**What is expected:**
Copy every entry below exactly, and keep out the pictures.
═════ Records shown
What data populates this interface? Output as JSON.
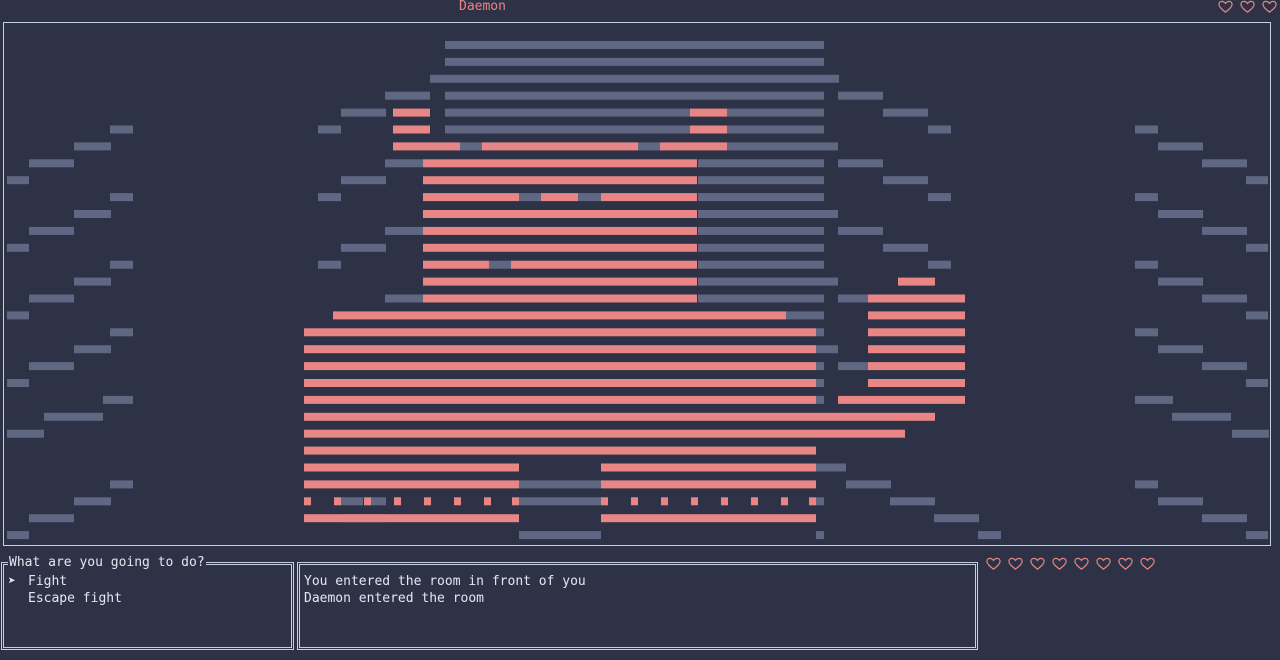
{
  "window": {
    "title": "Daemon"
  },
  "enemy_health": {
    "hearts": 3,
    "color": "#e88585"
  },
  "player_health": {
    "hearts": 8,
    "color": "#e88585"
  },
  "menu": {
    "prompt": "What are you going to do?",
    "cursor": "➤",
    "options": [
      {
        "label": "Fight",
        "selected": true
      },
      {
        "label": "Escape fight",
        "selected": false
      }
    ]
  },
  "log": {
    "lines": [
      "You entered the room in front of you",
      "Daemon entered the room"
    ]
  },
  "palette": {
    "background": "#2e3247",
    "enemy": "#e88585",
    "stone": "#5f6782",
    "frame": "#c8cde6",
    "text": "#e4e6f0"
  }
}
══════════
**Solution:**
What data populates this interface? Output as JSON.
{
  "window": {
    "title": "Daemon"
  },
  "enemy_health": {
    "hearts": 3,
    "color": "#e88585"
  },
  "player_health": {
    "hearts": 8,
    "color": "#e88585"
  },
  "menu": {
    "prompt": "What are you going to do?",
    "cursor": "➤",
    "options": [
      {
        "label": "Fight",
        "selected": true
      },
      {
        "label": "Escape fight",
        "selected": false
      }
    ]
  },
  "log": {
    "lines": [
      "You entered the room in front of you",
      "Daemon entered the room"
    ]
  },
  "palette": {
    "background": "#2e3247",
    "enemy": "#e88585",
    "stone": "#5f6782",
    "frame": "#c8cde6",
    "text": "#e4e6f0"
  }
}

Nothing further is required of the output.